PROMPT — In how many lines of the records does the string "true" appear? State only the number.
*** EXTRACTED DATA Section Begins ***
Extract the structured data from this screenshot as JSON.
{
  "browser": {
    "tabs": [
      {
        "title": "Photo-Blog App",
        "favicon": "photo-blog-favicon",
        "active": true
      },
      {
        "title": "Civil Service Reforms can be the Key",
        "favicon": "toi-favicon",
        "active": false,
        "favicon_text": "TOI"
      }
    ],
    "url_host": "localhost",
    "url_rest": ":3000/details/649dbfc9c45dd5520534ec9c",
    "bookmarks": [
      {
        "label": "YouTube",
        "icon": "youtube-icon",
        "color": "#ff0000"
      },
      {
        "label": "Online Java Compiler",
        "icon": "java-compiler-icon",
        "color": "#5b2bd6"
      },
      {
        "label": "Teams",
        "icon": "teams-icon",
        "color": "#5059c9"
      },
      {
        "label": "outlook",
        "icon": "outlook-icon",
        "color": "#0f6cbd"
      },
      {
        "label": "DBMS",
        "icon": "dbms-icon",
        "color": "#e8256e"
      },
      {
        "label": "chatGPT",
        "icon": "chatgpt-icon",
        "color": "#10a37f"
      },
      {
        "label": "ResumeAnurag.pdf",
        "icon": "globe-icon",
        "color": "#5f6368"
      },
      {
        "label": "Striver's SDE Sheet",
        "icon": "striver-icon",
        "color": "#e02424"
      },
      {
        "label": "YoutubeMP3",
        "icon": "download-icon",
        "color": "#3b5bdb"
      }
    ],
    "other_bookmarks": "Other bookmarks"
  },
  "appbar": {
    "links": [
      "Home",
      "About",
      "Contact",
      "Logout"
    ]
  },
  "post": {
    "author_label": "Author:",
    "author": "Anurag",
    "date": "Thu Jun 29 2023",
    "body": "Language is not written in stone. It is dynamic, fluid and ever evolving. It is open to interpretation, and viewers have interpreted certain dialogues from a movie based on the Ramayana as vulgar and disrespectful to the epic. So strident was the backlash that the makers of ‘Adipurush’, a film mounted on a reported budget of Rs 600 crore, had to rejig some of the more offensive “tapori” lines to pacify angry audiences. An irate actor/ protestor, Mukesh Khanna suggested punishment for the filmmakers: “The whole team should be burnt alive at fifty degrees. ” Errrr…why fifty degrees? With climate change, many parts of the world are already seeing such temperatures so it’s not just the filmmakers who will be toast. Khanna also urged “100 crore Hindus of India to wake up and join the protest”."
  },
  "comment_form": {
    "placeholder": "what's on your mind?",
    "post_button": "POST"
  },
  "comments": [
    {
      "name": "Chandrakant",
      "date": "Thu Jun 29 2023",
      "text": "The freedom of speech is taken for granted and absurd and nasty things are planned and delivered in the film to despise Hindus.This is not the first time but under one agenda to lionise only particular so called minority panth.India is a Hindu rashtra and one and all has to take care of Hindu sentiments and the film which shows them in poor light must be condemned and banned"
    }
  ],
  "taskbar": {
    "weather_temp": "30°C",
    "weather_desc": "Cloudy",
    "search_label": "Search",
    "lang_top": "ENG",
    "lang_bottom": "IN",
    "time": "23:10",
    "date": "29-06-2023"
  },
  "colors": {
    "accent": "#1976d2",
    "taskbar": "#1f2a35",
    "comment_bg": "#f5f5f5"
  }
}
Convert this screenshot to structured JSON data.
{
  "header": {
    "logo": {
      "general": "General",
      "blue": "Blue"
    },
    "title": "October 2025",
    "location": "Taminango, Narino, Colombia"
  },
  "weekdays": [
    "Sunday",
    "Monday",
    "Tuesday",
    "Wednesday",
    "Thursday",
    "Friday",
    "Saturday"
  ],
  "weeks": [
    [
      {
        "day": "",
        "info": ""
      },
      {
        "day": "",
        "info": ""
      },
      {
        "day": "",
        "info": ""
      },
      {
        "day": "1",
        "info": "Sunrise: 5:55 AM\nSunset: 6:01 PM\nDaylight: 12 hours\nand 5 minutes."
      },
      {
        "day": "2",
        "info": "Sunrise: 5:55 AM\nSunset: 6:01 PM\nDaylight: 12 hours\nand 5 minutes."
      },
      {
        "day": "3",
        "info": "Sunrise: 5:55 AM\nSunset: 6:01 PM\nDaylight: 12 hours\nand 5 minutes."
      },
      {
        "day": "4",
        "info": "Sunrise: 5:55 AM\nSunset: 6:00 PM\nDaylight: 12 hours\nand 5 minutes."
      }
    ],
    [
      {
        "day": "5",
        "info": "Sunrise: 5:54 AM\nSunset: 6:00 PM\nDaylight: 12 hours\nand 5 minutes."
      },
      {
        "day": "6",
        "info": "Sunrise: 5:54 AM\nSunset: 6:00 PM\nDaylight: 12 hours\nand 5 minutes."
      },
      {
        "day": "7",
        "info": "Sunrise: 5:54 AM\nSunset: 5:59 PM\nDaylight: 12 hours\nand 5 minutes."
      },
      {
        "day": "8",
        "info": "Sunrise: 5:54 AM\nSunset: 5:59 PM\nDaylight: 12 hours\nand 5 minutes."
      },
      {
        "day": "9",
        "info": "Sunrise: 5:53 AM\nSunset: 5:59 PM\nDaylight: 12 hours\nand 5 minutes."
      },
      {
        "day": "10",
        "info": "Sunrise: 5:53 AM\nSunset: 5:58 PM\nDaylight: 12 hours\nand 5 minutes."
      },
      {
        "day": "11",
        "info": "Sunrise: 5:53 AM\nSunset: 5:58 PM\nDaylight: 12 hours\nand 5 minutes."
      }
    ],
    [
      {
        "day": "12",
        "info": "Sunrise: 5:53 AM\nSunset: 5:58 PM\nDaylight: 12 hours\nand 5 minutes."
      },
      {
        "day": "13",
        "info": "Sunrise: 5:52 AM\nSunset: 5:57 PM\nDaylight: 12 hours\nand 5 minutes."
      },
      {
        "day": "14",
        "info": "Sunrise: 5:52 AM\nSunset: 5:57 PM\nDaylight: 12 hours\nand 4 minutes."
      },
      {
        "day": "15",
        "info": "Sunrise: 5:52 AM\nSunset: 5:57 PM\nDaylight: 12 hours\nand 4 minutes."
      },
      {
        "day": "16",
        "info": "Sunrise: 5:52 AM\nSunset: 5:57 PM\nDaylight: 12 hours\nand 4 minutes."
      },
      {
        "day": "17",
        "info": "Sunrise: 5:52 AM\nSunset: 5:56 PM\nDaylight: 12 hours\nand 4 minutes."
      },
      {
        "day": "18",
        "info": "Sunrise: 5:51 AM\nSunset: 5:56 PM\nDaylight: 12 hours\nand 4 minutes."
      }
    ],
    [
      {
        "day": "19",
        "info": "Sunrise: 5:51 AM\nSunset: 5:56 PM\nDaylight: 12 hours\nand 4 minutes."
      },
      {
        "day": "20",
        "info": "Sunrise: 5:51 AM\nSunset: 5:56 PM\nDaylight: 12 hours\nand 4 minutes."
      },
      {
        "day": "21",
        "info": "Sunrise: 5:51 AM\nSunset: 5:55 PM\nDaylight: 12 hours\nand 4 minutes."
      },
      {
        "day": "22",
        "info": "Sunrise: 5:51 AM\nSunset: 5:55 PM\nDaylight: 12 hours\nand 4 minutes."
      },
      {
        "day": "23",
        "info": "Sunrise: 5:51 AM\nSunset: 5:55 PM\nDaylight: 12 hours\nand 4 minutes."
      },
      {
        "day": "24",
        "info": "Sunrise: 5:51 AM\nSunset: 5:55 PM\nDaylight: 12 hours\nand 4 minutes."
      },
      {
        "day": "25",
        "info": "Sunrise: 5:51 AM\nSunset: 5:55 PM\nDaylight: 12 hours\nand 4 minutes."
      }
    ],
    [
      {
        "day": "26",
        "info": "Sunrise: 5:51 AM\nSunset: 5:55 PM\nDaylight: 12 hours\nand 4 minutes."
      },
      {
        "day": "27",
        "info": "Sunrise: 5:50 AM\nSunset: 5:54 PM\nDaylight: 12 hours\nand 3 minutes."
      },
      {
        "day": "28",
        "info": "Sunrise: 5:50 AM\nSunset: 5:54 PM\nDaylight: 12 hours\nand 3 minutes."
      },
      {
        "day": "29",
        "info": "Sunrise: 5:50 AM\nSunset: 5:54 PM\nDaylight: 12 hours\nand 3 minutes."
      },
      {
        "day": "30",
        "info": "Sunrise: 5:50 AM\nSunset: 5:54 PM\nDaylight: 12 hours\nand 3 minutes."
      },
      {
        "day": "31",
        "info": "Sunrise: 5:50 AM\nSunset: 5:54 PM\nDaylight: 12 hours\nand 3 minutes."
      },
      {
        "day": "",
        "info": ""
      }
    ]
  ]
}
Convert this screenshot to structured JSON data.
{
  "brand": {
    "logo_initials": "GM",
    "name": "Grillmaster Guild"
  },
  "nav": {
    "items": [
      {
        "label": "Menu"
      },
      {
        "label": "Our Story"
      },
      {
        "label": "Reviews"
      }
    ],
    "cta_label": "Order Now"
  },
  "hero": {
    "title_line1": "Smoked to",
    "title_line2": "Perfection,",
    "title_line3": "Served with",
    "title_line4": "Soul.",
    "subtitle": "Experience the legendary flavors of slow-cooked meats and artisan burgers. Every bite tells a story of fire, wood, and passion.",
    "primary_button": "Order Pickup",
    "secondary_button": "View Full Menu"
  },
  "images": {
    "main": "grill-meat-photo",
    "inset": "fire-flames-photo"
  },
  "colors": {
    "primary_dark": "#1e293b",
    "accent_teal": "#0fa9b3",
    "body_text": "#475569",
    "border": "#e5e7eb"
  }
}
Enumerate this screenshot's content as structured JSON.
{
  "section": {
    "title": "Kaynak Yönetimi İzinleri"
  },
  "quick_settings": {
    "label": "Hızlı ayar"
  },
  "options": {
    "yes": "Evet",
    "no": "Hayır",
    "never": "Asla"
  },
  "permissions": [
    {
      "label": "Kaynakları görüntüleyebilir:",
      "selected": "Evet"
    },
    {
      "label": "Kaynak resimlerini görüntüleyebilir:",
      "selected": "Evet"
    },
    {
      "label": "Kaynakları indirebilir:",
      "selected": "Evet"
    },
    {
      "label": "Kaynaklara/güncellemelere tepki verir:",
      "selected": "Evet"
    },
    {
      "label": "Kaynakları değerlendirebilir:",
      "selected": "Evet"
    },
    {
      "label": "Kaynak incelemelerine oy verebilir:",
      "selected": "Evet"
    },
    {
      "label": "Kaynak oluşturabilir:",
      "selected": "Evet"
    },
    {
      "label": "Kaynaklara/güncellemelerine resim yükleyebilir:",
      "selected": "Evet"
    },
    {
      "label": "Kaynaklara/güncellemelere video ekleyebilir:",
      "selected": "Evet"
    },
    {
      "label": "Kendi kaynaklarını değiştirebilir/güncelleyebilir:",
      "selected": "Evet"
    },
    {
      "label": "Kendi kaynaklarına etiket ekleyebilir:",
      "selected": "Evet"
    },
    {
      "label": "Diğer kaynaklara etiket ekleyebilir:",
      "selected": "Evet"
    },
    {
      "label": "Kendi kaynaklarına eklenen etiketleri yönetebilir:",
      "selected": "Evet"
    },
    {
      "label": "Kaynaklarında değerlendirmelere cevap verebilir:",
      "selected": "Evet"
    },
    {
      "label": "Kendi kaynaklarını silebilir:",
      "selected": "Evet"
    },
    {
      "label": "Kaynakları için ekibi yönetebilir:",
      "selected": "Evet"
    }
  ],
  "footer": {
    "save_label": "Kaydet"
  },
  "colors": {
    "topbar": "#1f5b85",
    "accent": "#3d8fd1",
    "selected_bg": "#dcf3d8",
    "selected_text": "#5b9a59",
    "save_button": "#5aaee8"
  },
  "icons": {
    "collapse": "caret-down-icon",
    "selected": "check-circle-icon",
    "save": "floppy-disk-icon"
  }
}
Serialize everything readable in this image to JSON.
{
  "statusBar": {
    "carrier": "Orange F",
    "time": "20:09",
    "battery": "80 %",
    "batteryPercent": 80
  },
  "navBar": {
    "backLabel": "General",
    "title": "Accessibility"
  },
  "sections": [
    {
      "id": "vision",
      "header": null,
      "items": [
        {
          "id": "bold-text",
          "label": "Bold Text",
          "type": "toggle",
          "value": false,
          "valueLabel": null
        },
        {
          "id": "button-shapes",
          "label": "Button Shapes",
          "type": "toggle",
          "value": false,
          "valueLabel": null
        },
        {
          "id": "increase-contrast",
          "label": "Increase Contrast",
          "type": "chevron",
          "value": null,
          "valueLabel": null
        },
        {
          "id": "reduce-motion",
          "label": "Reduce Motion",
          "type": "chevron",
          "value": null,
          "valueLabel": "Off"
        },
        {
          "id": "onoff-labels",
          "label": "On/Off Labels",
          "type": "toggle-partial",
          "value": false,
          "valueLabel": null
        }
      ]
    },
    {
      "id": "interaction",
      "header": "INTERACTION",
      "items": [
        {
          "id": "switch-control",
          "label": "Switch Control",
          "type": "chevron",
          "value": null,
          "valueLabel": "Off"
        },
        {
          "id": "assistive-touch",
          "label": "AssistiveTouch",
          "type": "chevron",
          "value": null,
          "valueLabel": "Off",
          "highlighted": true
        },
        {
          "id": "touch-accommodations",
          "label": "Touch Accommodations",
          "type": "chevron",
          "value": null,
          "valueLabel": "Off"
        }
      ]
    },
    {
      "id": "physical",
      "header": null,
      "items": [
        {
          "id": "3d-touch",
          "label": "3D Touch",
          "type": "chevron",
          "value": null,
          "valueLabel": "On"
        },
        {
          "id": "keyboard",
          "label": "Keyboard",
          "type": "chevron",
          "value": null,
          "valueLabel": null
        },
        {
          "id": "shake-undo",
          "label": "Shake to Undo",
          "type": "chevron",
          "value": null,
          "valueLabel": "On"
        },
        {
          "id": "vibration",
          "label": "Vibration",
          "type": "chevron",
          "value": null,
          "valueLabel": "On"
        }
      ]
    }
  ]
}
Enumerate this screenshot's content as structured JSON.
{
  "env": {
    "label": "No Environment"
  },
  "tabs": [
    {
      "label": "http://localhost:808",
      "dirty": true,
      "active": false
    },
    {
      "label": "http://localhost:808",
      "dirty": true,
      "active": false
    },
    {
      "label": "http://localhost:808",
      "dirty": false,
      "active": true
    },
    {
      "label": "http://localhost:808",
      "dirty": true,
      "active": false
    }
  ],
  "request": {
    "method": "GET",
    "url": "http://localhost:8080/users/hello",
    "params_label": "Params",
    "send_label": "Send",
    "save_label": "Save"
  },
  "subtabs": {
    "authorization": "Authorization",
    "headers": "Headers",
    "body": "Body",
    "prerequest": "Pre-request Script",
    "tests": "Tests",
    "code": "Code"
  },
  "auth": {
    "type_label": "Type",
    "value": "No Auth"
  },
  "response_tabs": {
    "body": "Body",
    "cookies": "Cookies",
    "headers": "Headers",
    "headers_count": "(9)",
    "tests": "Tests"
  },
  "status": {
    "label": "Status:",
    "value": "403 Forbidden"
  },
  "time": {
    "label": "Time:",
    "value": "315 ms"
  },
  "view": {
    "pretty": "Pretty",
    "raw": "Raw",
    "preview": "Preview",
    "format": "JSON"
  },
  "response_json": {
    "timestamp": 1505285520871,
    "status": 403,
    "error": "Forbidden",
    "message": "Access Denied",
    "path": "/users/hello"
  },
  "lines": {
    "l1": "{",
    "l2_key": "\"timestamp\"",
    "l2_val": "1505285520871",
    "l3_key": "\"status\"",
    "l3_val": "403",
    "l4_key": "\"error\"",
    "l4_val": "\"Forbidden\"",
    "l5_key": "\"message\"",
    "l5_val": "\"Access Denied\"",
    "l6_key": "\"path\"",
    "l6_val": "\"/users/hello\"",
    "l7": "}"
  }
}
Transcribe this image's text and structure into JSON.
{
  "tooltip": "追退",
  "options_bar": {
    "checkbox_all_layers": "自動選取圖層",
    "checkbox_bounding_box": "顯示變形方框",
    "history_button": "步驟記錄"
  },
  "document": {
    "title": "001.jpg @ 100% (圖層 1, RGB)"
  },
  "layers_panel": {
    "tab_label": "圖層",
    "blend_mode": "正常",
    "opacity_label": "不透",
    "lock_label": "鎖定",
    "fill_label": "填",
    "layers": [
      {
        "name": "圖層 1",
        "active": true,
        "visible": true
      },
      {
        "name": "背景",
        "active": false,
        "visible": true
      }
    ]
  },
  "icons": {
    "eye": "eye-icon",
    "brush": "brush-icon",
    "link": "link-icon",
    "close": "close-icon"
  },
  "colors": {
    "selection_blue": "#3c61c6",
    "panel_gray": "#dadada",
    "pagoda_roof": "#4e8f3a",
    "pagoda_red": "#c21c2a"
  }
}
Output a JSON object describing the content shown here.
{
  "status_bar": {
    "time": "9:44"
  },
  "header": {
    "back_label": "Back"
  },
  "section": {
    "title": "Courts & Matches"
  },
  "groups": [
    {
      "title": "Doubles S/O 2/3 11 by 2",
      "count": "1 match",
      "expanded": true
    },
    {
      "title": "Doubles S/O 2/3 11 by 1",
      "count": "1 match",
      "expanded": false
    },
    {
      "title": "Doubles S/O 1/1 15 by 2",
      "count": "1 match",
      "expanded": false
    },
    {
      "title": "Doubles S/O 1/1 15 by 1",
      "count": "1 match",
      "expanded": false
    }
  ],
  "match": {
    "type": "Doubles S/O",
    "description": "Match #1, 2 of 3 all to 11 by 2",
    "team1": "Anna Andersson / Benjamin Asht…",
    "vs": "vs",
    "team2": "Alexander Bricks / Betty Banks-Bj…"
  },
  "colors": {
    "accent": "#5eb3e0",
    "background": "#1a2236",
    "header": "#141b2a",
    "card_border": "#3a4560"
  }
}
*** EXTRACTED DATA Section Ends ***
TASK ANSWER — 10